I hope these thoughts are helpful to anyone who is trying to write about mental health, let me know in the comments below.

Thank you for reading. I also make art and films. You can see my films at my YouTube channel here. You can see things with my designs on at my shop here. Could even treat yourself if you wanted to. Just saying. If buying art is not your thing, but you would like to support what you see I also have a Patreon Page here. 

Is it possible to write fiction about mental health well?

Over the last few years I have been writing the first book in a fantasy novel series (current title Feeding Jasmine Valentine). It has two main protagonists, and one of those protagonists has severe anxiety and other mental health issues. The more I write her the more I think about if I am doing justice to her.

One of the really problematic things about writing a character who struggles with their mental health is that there is a really troubling legacy of how mental illness has been portrayed fictionally in the past. For example people with mental illness are often portrayed as dangerous, uncontrollably violent, as an ‘evil genius’, or as incoherent and unpredictable (in what are often quite predictable ways).

There are a number of harmful stereotypes that were easy enough for me to avoid. I have not written my character, Julianne, as a dangerous uncontrollable psychopath or as someone who is inherently prone to doing unpredictable and damaging things to other people. She is not someone who does ‘mad’ eccentric things just for the sake of making a point about her mental health. I’ve tried very hard to give her experiences that are authentic, and have drawn from aspects of my own mental health at times to do so.

The main stereotype I am worried about falling foul of is that of ‘the unreliable narrator.’ Characters that have a mental health problem are often portrayed as inherently unreliable, and thus their version of events is not to be trusted. Over the last few years I have worked closed with many people who have struggles with their mental health and have found this not to be the case at all. The majority of the people I know give very clear accounts of their own experiences. However some of those experiences can be difficult to hear, and it may feel easier to the listener to doubt what is being said.

My concern with my writing is that it will automatically be assumed that she is unreliable, when this is not my intention at all. Any ideas about how to tackle this would be welcome.

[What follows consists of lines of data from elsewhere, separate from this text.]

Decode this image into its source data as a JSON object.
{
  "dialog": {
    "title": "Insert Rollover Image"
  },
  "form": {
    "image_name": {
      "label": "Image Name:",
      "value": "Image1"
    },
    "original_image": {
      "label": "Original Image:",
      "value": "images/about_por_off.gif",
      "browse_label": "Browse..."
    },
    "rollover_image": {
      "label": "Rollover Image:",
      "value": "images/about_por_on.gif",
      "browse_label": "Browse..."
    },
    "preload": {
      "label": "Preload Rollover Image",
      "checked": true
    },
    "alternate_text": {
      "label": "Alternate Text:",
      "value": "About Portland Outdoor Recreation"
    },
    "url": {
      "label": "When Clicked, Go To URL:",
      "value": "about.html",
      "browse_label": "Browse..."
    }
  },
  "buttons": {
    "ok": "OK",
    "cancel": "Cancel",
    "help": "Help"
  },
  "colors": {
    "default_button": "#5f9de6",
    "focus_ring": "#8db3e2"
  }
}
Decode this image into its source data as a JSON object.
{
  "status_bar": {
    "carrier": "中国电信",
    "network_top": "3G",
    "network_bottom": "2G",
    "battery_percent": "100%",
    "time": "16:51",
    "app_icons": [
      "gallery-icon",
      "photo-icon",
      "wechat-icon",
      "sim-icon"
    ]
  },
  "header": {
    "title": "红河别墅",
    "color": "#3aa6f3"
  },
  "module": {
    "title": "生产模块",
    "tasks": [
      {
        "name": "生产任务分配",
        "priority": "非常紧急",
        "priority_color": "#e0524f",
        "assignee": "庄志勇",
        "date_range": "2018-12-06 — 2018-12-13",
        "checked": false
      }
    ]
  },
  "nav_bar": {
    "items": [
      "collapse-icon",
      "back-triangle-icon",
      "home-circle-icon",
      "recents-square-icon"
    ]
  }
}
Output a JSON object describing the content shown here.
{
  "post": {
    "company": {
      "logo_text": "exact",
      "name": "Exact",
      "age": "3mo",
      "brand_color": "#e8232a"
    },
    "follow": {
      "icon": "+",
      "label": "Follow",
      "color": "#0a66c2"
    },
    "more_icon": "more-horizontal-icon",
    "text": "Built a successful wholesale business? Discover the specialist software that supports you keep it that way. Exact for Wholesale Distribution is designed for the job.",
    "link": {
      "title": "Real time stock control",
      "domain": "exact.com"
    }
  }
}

Thank you for reading. I also make art and films. You can see my films at my YouTube channel here. You can see things with my designs on at my shop here. Could even treat yourself if you wanted to. Just saying. If buying art is not your thing, but you would like to support what you see I also have a Patreon Page here.